At the Carrer de les Carolines you will find Casa Vicens which was commissioned by Manuel Vicens in 1878. Gaudí kept reinvented himself to create his own style, mixing Moorish and Art Nouveau, using different types of materials such as tiles and iron to create unique works of art. This house was purchased by a private company which is planning to open it to the public in the end of 2016, although dates are not yet confirmed.
Gaudí left his project unfinished when he was fatally hit by a passing tram. The construction began in 1882 and after more than 100 years, is still ongoing. The Sagrada Família has sparked more controversy than any other building in the city of Barcelona. George Orwell, the famous English author said that it was one of the “most hideous buildings” he had ever seen. Salvador Dali, another artist emerged from Catalonia described it as “terrifying and edible beauty”. The Sagrada Família mixes Gothic, Art Nouveau and Gaudí’s naturalistic influences. His work on the Nativity façade is listed under the UNESCO World Heritage Sites and remains his most famous work.
So have fun and make the most out of your Barcelona experience. If you wish to find out more about Gaudí and the city of Barcelona, we would like to recommend the following:
Books: Gaudí: una novela
Written by Spanish author Mario Lacruz
A fictional work loosely based on Gaudi’s life by spanish author Mario Lacruz.

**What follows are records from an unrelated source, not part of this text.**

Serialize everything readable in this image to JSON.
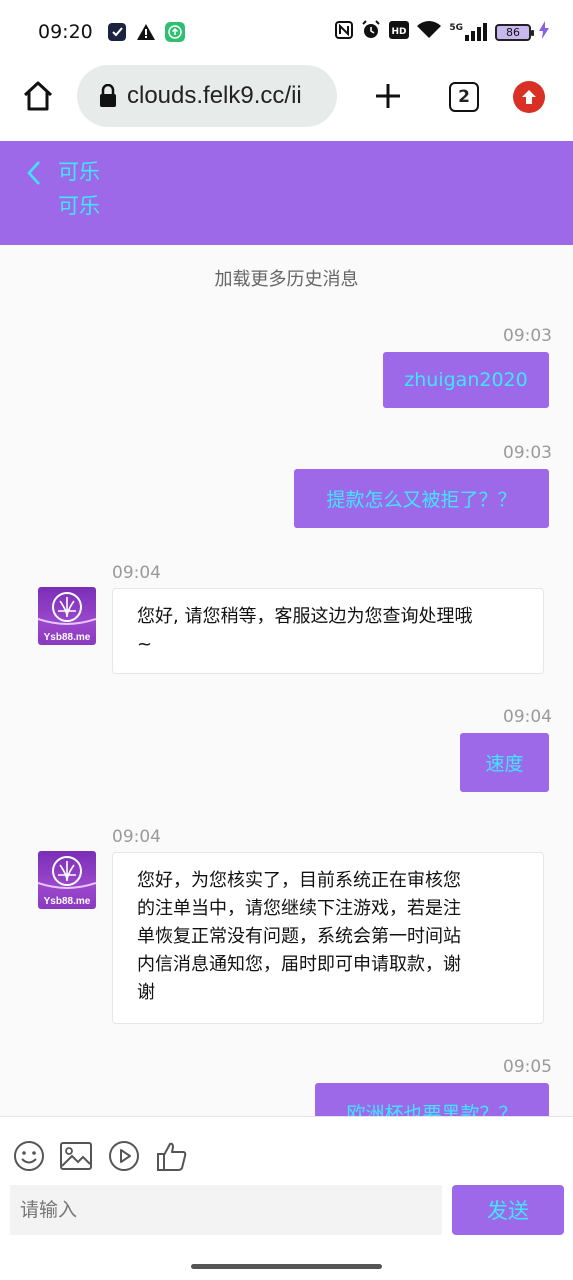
{
  "status_bar": {
    "time": "09:20",
    "battery": "86",
    "network": "5G"
  },
  "browser": {
    "url": "clouds.felk9.cc/ii",
    "tab_count": "2"
  },
  "chat": {
    "title": "可乐",
    "subtitle": "可乐",
    "load_more": "加载更多历史消息",
    "agent_avatar_label": "Ysb88.me",
    "messages": [
      {
        "time": "09:03",
        "text": "zhuigan2020",
        "direction": "out"
      },
      {
        "time": "09:03",
        "text": "提款怎么又被拒了？？",
        "direction": "out"
      },
      {
        "time": "09:04",
        "lines": [
          "您好, 请您稍等，客服这边为您查询处理哦",
          "~"
        ],
        "direction": "in"
      },
      {
        "time": "09:04",
        "text": "速度",
        "direction": "out"
      },
      {
        "time": "09:04",
        "lines": [
          "您好，为您核实了，目前系统正在审核您",
          "的注单当中，请您继续下注游戏，若是注",
          "单恢复正常没有问题，系统会第一时间站",
          "内信消息通知您，届时即可申请取款，谢",
          "谢"
        ],
        "direction": "in"
      },
      {
        "time": "09:05",
        "text": "欧洲杯也要黑款？？",
        "direction": "out"
      }
    ]
  },
  "composer": {
    "placeholder": "请输入",
    "send_label": "发送",
    "tools": [
      "emoji-icon",
      "image-icon",
      "play-icon",
      "thumbs-up-icon"
    ]
  },
  "colors": {
    "accent": "#9e69e9",
    "accent_text": "#3ee6ff"
  }
}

(2004, Barcelona, ediciones B, colección Ficcionario, No. 223)
Books: Gaudí: The Complete Buildings
The complete works of Antoni Gaudí with text and large illustrations.
Author: Rainer Zerbst
Films: L’Auberge Espagnole (Pot Luck)
A Spanish and French production that follows the life of graduate student Xavier who travels to Barcelona for a life changing experience.
Starring Audrey Tatou and Romain Duris. Written and directed by Cédric Klapisch.